Databricks Sets New World Record for CloudSort Benchmark Using Apache Spark

Databricks has announced that, in collaboration with industry partners, it has broken the world record in the CloudSort Benchmark, a third-party industry benchmarking competition for processing large datasets. Databricks was founded by the team that created the Apache Spark project.

Utilizing Apache Spark and working in collaboration with Nanjing University and Alibaba Group to form the team, NADSort, Databricks architected an efficient cloud platform for data processing. The platform sorted 100TB of data at a total cost of $144, or $1.44 per TB, worth of cloud computing resources for both the Daytona and Indy CloudSort competitions. This record outperformed the previously held record by of $4.51 per TB.

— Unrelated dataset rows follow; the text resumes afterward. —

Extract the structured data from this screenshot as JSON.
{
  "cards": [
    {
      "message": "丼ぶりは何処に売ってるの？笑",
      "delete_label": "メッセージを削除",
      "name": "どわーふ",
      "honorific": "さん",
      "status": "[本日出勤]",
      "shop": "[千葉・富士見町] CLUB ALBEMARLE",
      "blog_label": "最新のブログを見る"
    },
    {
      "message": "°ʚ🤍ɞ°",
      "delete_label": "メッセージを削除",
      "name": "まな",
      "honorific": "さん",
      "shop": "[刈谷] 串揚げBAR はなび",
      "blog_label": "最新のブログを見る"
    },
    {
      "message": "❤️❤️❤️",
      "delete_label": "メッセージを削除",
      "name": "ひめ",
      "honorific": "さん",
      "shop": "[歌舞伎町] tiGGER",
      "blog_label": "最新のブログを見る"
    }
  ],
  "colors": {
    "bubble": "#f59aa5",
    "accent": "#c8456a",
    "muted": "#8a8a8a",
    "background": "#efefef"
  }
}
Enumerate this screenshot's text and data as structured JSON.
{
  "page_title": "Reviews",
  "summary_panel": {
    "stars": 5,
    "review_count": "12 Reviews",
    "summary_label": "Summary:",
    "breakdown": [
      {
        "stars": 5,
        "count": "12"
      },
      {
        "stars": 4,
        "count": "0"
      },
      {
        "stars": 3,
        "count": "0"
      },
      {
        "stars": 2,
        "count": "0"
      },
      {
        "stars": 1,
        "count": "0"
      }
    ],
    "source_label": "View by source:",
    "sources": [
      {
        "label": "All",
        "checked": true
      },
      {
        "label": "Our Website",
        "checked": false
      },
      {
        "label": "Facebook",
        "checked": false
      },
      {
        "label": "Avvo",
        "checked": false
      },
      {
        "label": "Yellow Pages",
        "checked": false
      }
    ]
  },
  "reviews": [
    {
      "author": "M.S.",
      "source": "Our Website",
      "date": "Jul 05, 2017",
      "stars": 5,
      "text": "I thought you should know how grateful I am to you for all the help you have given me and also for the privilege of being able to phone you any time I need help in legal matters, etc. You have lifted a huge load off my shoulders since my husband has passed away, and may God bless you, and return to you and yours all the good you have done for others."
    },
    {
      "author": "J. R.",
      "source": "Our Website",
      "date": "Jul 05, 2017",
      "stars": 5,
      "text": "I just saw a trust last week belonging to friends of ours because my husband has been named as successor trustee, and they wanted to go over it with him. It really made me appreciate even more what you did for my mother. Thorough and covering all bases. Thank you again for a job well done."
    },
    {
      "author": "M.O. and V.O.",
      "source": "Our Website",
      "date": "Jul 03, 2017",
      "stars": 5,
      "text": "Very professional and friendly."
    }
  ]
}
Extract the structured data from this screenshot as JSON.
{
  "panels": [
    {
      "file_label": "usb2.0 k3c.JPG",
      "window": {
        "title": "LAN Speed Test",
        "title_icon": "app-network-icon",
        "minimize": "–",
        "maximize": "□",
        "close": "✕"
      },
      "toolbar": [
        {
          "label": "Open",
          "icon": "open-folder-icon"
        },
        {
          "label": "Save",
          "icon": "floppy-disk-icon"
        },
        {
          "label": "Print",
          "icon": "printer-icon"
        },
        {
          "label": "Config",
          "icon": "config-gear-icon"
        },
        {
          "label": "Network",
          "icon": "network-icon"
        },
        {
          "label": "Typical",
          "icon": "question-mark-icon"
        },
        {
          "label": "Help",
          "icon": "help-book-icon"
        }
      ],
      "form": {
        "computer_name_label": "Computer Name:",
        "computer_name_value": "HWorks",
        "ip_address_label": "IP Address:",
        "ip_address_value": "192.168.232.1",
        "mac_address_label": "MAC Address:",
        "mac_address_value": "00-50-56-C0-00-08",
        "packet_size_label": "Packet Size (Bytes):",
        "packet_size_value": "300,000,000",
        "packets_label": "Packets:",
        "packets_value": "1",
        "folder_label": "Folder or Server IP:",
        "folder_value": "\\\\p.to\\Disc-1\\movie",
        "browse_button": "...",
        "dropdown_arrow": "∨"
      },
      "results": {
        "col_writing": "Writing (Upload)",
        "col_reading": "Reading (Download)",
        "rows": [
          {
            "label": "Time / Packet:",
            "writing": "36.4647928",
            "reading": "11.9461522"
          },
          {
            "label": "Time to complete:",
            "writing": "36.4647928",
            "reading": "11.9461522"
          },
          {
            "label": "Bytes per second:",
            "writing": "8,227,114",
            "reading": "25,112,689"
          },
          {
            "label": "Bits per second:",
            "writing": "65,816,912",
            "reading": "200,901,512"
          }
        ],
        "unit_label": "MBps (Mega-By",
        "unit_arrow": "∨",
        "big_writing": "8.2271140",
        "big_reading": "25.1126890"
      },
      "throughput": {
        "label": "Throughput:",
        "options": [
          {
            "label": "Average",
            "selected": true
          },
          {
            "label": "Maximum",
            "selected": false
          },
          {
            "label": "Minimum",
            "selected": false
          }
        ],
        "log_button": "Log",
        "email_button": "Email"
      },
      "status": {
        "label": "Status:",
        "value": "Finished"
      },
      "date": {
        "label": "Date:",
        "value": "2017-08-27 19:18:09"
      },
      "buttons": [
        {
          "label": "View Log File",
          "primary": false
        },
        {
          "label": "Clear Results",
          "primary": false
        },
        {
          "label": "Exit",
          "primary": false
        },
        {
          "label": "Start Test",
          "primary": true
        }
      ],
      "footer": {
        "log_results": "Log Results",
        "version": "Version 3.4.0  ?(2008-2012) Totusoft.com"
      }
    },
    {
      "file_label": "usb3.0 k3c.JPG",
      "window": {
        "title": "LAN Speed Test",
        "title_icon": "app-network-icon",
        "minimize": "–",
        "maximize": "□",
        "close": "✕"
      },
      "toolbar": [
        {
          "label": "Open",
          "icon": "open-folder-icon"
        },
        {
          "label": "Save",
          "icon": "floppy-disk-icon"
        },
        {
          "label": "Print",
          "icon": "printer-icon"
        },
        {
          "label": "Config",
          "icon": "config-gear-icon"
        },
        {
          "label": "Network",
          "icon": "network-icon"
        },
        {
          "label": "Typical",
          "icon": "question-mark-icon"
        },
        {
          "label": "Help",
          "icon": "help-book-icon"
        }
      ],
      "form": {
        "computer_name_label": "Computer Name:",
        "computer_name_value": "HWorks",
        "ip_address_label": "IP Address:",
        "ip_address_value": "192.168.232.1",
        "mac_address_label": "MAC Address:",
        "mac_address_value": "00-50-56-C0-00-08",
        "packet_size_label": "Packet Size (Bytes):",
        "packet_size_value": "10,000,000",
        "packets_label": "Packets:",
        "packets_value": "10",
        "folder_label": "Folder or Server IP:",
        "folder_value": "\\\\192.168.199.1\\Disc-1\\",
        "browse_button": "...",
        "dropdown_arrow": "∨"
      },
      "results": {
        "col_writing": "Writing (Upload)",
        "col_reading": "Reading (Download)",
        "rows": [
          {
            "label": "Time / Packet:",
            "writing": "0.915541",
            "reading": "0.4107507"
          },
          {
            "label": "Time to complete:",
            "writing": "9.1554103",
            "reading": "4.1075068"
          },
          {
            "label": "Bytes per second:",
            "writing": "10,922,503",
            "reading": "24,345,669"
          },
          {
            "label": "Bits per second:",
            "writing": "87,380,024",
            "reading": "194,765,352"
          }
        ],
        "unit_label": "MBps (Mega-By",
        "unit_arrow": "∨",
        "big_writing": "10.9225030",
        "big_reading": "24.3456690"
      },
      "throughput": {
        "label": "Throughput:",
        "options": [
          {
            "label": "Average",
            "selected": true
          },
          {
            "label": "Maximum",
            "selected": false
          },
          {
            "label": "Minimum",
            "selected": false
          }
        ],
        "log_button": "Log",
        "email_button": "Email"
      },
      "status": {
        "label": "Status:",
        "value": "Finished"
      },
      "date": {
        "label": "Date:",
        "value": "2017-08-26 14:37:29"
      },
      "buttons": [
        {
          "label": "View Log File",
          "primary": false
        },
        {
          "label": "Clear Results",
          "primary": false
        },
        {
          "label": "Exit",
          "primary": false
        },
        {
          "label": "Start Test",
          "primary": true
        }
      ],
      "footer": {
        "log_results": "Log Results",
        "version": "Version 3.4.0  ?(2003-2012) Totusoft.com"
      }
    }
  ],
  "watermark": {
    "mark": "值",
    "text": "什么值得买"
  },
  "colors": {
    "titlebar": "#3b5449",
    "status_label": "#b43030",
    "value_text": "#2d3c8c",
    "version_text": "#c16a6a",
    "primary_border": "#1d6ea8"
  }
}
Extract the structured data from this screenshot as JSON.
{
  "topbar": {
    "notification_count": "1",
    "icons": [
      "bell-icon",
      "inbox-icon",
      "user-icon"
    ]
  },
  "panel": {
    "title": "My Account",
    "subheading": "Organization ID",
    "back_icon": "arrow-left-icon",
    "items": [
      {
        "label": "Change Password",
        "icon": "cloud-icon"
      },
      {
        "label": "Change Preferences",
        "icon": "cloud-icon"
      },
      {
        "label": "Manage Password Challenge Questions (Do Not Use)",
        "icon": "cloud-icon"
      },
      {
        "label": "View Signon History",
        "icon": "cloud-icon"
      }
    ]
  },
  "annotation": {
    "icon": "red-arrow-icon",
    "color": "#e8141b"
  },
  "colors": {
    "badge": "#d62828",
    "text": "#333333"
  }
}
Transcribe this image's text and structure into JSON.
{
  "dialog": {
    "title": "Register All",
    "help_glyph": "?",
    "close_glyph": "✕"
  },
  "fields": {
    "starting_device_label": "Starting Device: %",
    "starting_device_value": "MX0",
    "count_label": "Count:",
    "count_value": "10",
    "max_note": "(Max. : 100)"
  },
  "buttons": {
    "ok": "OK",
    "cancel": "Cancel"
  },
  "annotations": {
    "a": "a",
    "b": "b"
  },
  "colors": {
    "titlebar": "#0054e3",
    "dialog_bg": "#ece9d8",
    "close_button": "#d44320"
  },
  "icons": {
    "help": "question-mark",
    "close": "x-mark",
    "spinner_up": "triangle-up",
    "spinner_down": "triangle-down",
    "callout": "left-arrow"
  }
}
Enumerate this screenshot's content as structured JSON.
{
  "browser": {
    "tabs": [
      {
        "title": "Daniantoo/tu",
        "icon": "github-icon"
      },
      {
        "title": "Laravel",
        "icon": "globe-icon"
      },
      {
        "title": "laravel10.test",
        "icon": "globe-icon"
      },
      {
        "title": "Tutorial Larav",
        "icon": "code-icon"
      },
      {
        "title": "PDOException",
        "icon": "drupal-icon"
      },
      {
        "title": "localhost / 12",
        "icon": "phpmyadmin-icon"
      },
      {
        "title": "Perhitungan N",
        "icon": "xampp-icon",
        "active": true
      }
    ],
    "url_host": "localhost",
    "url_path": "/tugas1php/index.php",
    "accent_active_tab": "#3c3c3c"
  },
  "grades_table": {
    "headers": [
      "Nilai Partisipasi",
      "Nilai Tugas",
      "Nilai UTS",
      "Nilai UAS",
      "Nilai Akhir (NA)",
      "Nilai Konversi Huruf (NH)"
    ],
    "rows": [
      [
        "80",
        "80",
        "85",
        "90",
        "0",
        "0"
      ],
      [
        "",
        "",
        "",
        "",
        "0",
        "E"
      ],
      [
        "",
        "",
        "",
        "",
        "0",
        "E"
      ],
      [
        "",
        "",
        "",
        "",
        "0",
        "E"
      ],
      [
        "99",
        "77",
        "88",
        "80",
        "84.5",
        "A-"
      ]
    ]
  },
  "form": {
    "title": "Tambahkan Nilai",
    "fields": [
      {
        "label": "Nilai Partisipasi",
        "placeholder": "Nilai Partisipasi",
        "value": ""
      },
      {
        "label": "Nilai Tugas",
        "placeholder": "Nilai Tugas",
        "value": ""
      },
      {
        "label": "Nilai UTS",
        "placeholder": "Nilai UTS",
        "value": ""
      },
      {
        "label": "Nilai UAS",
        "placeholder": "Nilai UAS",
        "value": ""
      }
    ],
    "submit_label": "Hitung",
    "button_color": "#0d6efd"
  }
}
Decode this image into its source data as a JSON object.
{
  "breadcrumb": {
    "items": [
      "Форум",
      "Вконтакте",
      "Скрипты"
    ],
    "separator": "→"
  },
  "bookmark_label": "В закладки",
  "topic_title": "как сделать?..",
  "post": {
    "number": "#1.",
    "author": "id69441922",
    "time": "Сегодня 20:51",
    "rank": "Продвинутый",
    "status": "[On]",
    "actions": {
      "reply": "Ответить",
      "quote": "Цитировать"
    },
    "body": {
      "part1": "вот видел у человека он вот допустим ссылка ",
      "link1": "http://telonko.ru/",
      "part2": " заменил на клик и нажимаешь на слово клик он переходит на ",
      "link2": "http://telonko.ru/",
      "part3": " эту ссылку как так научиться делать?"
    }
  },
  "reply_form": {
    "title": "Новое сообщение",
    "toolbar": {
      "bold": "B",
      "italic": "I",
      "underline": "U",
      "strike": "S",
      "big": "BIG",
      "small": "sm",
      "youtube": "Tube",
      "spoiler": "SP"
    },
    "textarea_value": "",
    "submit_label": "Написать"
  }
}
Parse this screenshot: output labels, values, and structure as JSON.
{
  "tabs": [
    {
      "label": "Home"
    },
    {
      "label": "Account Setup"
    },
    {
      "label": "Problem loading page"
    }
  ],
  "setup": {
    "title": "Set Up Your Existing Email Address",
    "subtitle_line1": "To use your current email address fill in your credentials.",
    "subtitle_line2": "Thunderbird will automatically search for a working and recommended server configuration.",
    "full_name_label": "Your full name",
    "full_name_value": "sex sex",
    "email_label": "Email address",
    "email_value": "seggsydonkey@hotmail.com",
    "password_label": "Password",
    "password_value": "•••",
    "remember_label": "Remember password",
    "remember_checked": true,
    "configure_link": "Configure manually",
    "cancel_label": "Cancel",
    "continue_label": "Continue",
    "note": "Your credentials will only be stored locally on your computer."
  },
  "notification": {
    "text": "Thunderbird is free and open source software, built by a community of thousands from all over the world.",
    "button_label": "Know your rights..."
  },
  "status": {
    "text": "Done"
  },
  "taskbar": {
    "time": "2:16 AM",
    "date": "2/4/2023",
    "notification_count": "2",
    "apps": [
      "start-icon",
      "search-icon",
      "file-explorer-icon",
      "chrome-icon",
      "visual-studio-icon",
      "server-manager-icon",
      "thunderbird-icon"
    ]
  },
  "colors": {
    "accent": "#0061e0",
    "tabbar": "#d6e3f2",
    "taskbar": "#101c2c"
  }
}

According to Databricks, the purpose of the CloudSort Benchmark entry is to measure the lowest cost in public cloud pricing per terabyte, reducing the total cost of ownership of the cloud architecture (a combination of software stack, hardware stack, and tuning) and encouraging organizations to adopt and deploy big data applications onto the public cloud.

In 2014, Databricks set the record for Gray Sort Benchmark, sorting 100TB of data, or 1 trillion records in 23 minutes, which was 30 times more efficient per node than the previous record. The sorting program, based on the Databricks’ 2014 record and updated for better efficiency for the cloud, ran on 394 ECS.n1.large nodes on the Alibaba Cloud, each equipped with an Intel Haswell E5-2680 v3 processor, 8GB of memory, and 4x135 GB SSD Cloud Disk.

Three factors made this CloudSort cost efficiency possible, according to Databricks chief architect and leader of the CloudSort Benchmark project, Reynold Xin. One is that increased competition among major cloud providers has lowered the cost of resources, making deploying applications in the cloud economically feasible and scalable; and the second is the innovations in Apache Spark, such as Project Tungsten, Catalyst, and whole-stage code generation, has benefited Spark enormously improving all aspects of the Spark stack. And finally, the in-house expertise in Spark and expertise gained in operating and tuning cloud-native data architecture for customers have led to incremental gains of efficiency, developing the most efficient cloud architecture for data processing.

Read Xin’s blog to learn more at